[Excerpts from an interface dataset]
---

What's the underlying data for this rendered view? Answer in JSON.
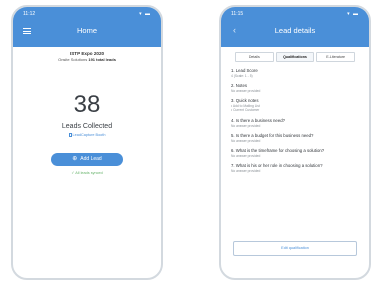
{
  "left_screen": {
    "status_time": "11:12",
    "status_icons": "▾ ▬",
    "title": "Home",
    "event_name": "ISTP Expo 2020",
    "company": "Onsite Solutions",
    "total_leads": "191 total leads",
    "lead_count": "38",
    "leads_label": "Leads Collected",
    "booth_link": "LeadCapture Booth",
    "add_button": "Add Lead",
    "add_button_icon": "plus-icon",
    "synced_text": "✓ All leads synced"
  },
  "right_screen": {
    "status_time": "11:15",
    "status_icons": "▾ ▬",
    "title": "Lead details",
    "tabs": [
      "Details",
      "Qualifications",
      "E-Literature"
    ],
    "active_tab": "Qualifications",
    "questions": [
      {
        "q": "1. Lead Score",
        "a": "4 (Scale: 1 - 5)"
      },
      {
        "q": "2. Notes",
        "a": "No answer provided"
      },
      {
        "q": "3. Quick notes",
        "a": "• Add to Mailing List",
        "a2": "• Current Customer"
      },
      {
        "q": "4. Is there a business need?",
        "a": "No answer provided"
      },
      {
        "q": "5. Is there a budget for this business need?",
        "a": "No answer provided"
      },
      {
        "q": "6. What is the timeframe for choosing a solution?",
        "a": "No answer provided"
      },
      {
        "q": "7. What is his or her role in choosing a solution?",
        "a": "No answer provided"
      }
    ],
    "edit_button": "Edit qualification"
  },
  "colors": {
    "accent": "#4a8fd8",
    "success": "#67b36b",
    "phone_border": "#d3d9df"
  }
}
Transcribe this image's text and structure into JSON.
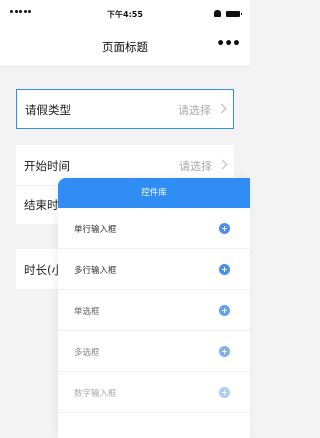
{
  "status_bar": {
    "time": "下午4:55"
  },
  "nav": {
    "title": "页面标题",
    "more": "•••"
  },
  "form": {
    "leave_type": {
      "label": "请假类型",
      "value": "请选择"
    },
    "start_time": {
      "label": "开始时间",
      "value": "请选择"
    },
    "end_time": {
      "label": "结束时间"
    },
    "duration": {
      "label": "时长(小时)"
    }
  },
  "panel": {
    "title": "控件库",
    "items": [
      {
        "label": "单行输入框"
      },
      {
        "label": "多行输入框"
      },
      {
        "label": "单选框"
      },
      {
        "label": "多选框"
      },
      {
        "label": "数字输入框"
      }
    ]
  },
  "colors": {
    "accent": "#2f8df3",
    "background": "#f3f3f3"
  }
}
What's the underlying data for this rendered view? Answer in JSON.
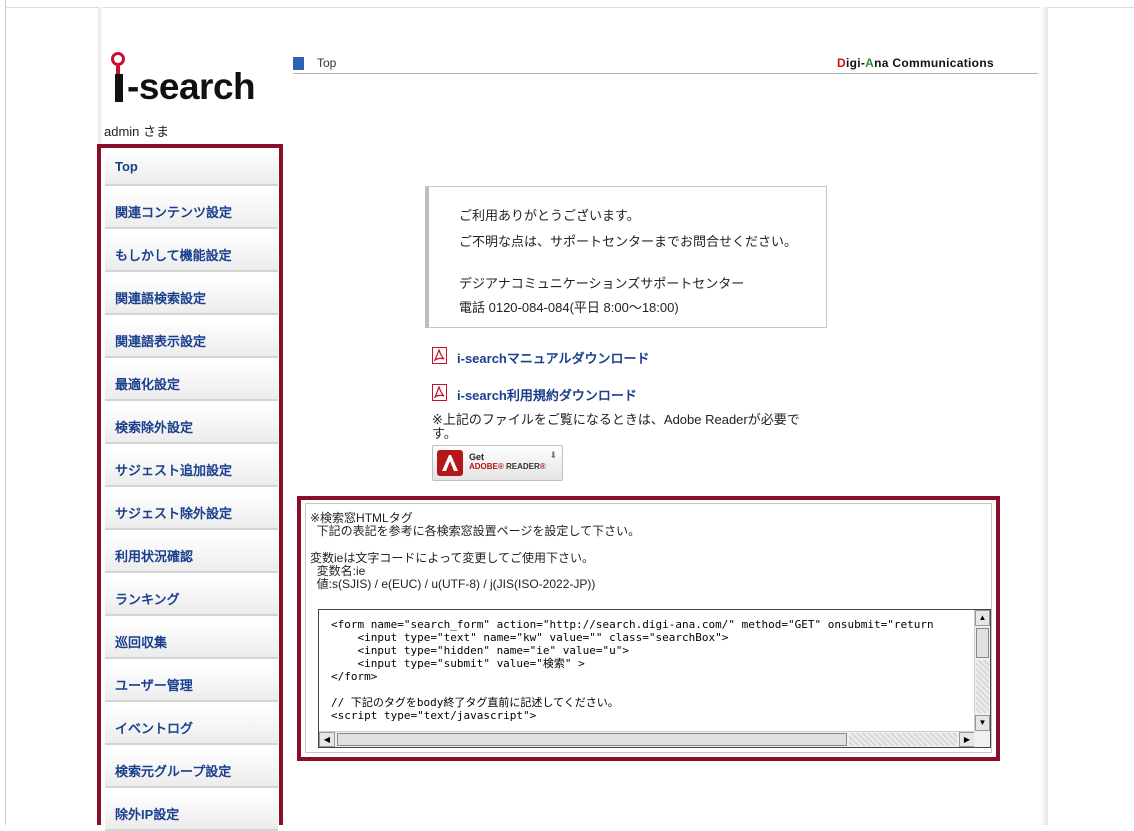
{
  "logo": {
    "text": "-search"
  },
  "user": {
    "label": "admin さま"
  },
  "header": {
    "breadcrumb": "Top",
    "company": {
      "part1": "D",
      "part2": "igi-",
      "part3": "A",
      "part4": "na Communications"
    }
  },
  "sidebar": {
    "items": [
      {
        "label": "Top"
      },
      {
        "label": "関連コンテンツ設定"
      },
      {
        "label": "もしかして機能設定"
      },
      {
        "label": "関連語検索設定"
      },
      {
        "label": "関連語表示設定"
      },
      {
        "label": "最適化設定"
      },
      {
        "label": "検索除外設定"
      },
      {
        "label": "サジェスト追加設定"
      },
      {
        "label": "サジェスト除外設定"
      },
      {
        "label": "利用状況確認"
      },
      {
        "label": "ランキング"
      },
      {
        "label": "巡回収集"
      },
      {
        "label": "ユーザー管理"
      },
      {
        "label": "イベントログ"
      },
      {
        "label": "検索元グループ設定"
      },
      {
        "label": "除外IP設定"
      }
    ]
  },
  "notice": {
    "line1": "ご利用ありがとうございます。",
    "line2": "ご不明な点は、サポートセンターまでお問合せください。",
    "line3": "デジアナコミュニケーションズサポートセンター",
    "line4": "電話 0120-084-084(平日 8:00〜18:00)"
  },
  "downloads": {
    "manual": "i-searchマニュアルダウンロード",
    "terms": "i-search利用規約ダウンロード",
    "note": "※上記のファイルをご覧になるときは、Adobe Readerが必要です。",
    "reader_get": "Get",
    "reader_adobe": "ADOBE",
    "reader_name": "READER"
  },
  "code_section": {
    "title": "※検索窓HTMLタグ",
    "desc": "  下記の表記を参考に各検索窓設置ページを設定して下さい。",
    "var_note": "変数ieは文字コードによって変更してご使用下さい。",
    "var_name": "  変数名:ie",
    "var_values": "  値:s(SJIS) / e(EUC) / u(UTF-8) / j(JIS(ISO-2022-JP))",
    "code": "<form name=\"search_form\" action=\"http://search.digi-ana.com/\" method=\"GET\" onsubmit=\"return\n    <input type=\"text\" name=\"kw\" value=\"\" class=\"searchBox\">\n    <input type=\"hidden\" name=\"ie\" value=\"u\">\n    <input type=\"submit\" value=\"検索\" >\n</form>\n\n// 下記のタグをbody終了タグ直前に記述してください。\n<script type=\"text/javascript\">"
  }
}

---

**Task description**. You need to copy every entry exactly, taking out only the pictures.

**Worked solution**.
What's the underlying data for this rendered view? Answer in JSON.
{
  "left_screen": {
    "status_time": "11:12",
    "status_icons": "▾ ▬",
    "title": "Home",
    "event_name": "ISTP Expo 2020",
    "company": "Onsite Solutions",
    "total_leads": "191 total leads",
    "lead_count": "38",
    "leads_label": "Leads Collected",
    "booth_link": "LeadCapture Booth",
    "add_button": "Add Lead",
    "add_button_icon": "plus-icon",
    "synced_text": "✓ All leads synced"
  },
  "right_screen": {
    "status_time": "11:15",
    "status_icons": "▾ ▬",
    "title": "Lead details",
    "tabs": [
      "Details",
      "Qualifications",
      "E-Literature"
    ],
    "active_tab": "Qualifications",
    "questions": [
      {
        "q": "1. Lead Score",
        "a": "4 (Scale: 1 - 5)"
      },
      {
        "q": "2. Notes",
        "a": "No answer provided"
      },
      {
        "q": "3. Quick notes",
        "a": "• Add to Mailing List",
        "a2": "• Current Customer"
      },
      {
        "q": "4. Is there a business need?",
        "a": "No answer provided"
      },
      {
        "q": "5. Is there a budget for this business need?",
        "a": "No answer provided"
      },
      {
        "q": "6. What is the timeframe for choosing a solution?",
        "a": "No answer provided"
      },
      {
        "q": "7. What is his or her role in choosing a solution?",
        "a": "No answer provided"
      }
    ],
    "edit_button": "Edit qualification"
  },
  "colors": {
    "accent": "#4a8fd8",
    "success": "#67b36b",
    "phone_border": "#d3d9df"
  }
}
Transcribe this image's text and structure into JSON.
{
  "status_bar": {
    "time": "下午4:55"
  },
  "nav": {
    "title": "页面标题",
    "more": "•••"
  },
  "form": {
    "leave_type": {
      "label": "请假类型",
      "value": "请选择"
    },
    "start_time": {
      "label": "开始时间",
      "value": "请选择"
    },
    "end_time": {
      "label": "结束时间"
    },
    "duration": {
      "label": "时长(小时)"
    }
  },
  "panel": {
    "title": "控件库",
    "items": [
      {
        "label": "单行输入框"
      },
      {
        "label": "多行输入框"
      },
      {
        "label": "单选框"
      },
      {
        "label": "多选框"
      },
      {
        "label": "数字输入框"
      }
    ]
  },
  "colors": {
    "accent": "#2f8df3",
    "background": "#f3f3f3"
  }
}
What's the underlying data for this rendered view? Answer in JSON.
{
  "logo": {
    "text": "-search"
  },
  "user": {
    "label": "admin さま"
  },
  "header": {
    "breadcrumb": "Top",
    "company": {
      "part1": "D",
      "part2": "igi-",
      "part3": "A",
      "part4": "na Communications"
    }
  },
  "sidebar": {
    "items": [
      {
        "label": "Top"
      },
      {
        "label": "関連コンテンツ設定"
      },
      {
        "label": "もしかして機能設定"
      },
      {
        "label": "関連語検索設定"
      },
      {
        "label": "関連語表示設定"
      },
      {
        "label": "最適化設定"
      },
      {
        "label": "検索除外設定"
      },
      {
        "label": "サジェスト追加設定"
      },
      {
        "label": "サジェスト除外設定"
      },
      {
        "label": "利用状況確認"
      },
      {
        "label": "ランキング"
      },
      {
        "label": "巡回収集"
      },
      {
        "label": "ユーザー管理"
      },
      {
        "label": "イベントログ"
      },
      {
        "label": "検索元グループ設定"
      },
      {
        "label": "除外IP設定"
      }
    ]
  },
  "notice": {
    "line1": "ご利用ありがとうございます。",
    "line2": "ご不明な点は、サポートセンターまでお問合せください。",
    "line3": "デジアナコミュニケーションズサポートセンター",
    "line4": "電話 0120-084-084(平日 8:00〜18:00)"
  },
  "downloads": {
    "manual": "i-searchマニュアルダウンロード",
    "terms": "i-search利用規約ダウンロード",
    "note": "※上記のファイルをご覧になるときは、Adobe Readerが必要です。",
    "reader_get": "Get",
    "reader_adobe": "ADOBE",
    "reader_name": "READER"
  },
  "code_section": {
    "title": "※検索窓HTMLタグ",
    "desc": "  下記の表記を参考に各検索窓設置ページを設定して下さい。",
    "var_note": "変数ieは文字コードによって変更してご使用下さい。",
    "var_name": "  変数名:ie",
    "var_values": "  値:s(SJIS) / e(EUC) / u(UTF-8) / j(JIS(ISO-2022-JP))",
    "code": "<form name=\"search_form\" action=\"http://search.digi-ana.com/\" method=\"GET\" onsubmit=\"return\n    <input type=\"text\" name=\"kw\" value=\"\" class=\"searchBox\">\n    <input type=\"hidden\" name=\"ie\" value=\"u\">\n    <input type=\"submit\" value=\"検索\" >\n</form>\n\n// 下記のタグをbody終了タグ直前に記述してください。\n<script type=\"text/javascript\">"
  }
}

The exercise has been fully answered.